Bob Dylan has sold his entire catalog of songs, which encompasses more than 600 songs over 60 years, in a “landmark agreement” with Universal Music Publishing Group.
The agreement between Dylan and the company was announced Monday. It’s a major shift for the singer and songwriter, who has controlled much of his own intellectual property according to multiple reports. Financial terms weren’t disclosed, but the New York Times says it’s estimated at more than $300 million.
“To represent the body of work of one of the greatest songwriters of all time - whose cultural importance can’t be overstated - is both a privilege and a responsibility,” said Universal Music Publishing Group CEO Jody Gerson in a statement.

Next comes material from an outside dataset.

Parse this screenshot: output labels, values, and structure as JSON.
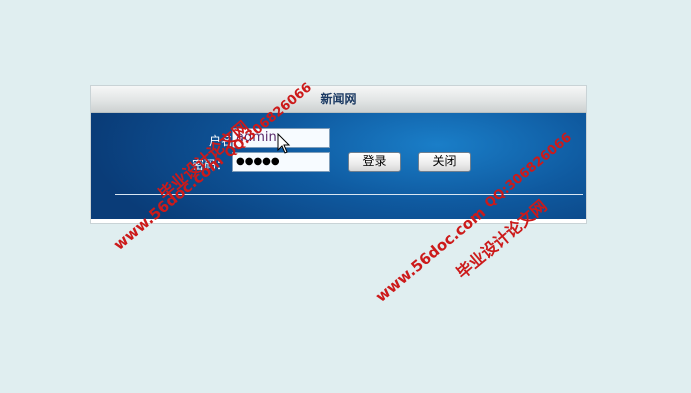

“It’s no secret that the art of songwriting is the fundamental key to all great music, nor is it a secret that Bob is one of the very greatest practitioners of that art,” added Sir Lucian Grainge, the CEO of Universal Music Group. “Brilliant and moving, inspiring and beautiful, insightful and provocative, his songs are timeless—whether they were written more than half a century ago or yesterday.”
Music publishing has become increasingly lucrative in recent years, especially in light of the pandemic that has halted live performances. Last week, Stevie Nicks sold her catalog in a reported $100 million deal.
Dylan, 79, has numerous famous tracks, including “The Times They Are a-Changin’,” “Like a Rolling Stone” and “Mr. Tambourine Man.” Earlier this year, he released his first track in eight years called a “Murder Most Foul,” a 17-minute song about the assassination of US President John F. Kennedy.
In 2008, he won a Pulitzer Prize special citation for “his profound impact on popular music and American culture, marked by lyrical compositions of extraordinary poetic power.” In 2016, Dylan was awarded the Nobel Prize in Literature for “having created new poetic expressions within the great American song tradition.”
He’s sold more than 125 million records and continues to perform worldwide.
–CNN’s Sara Spary contributed to this report.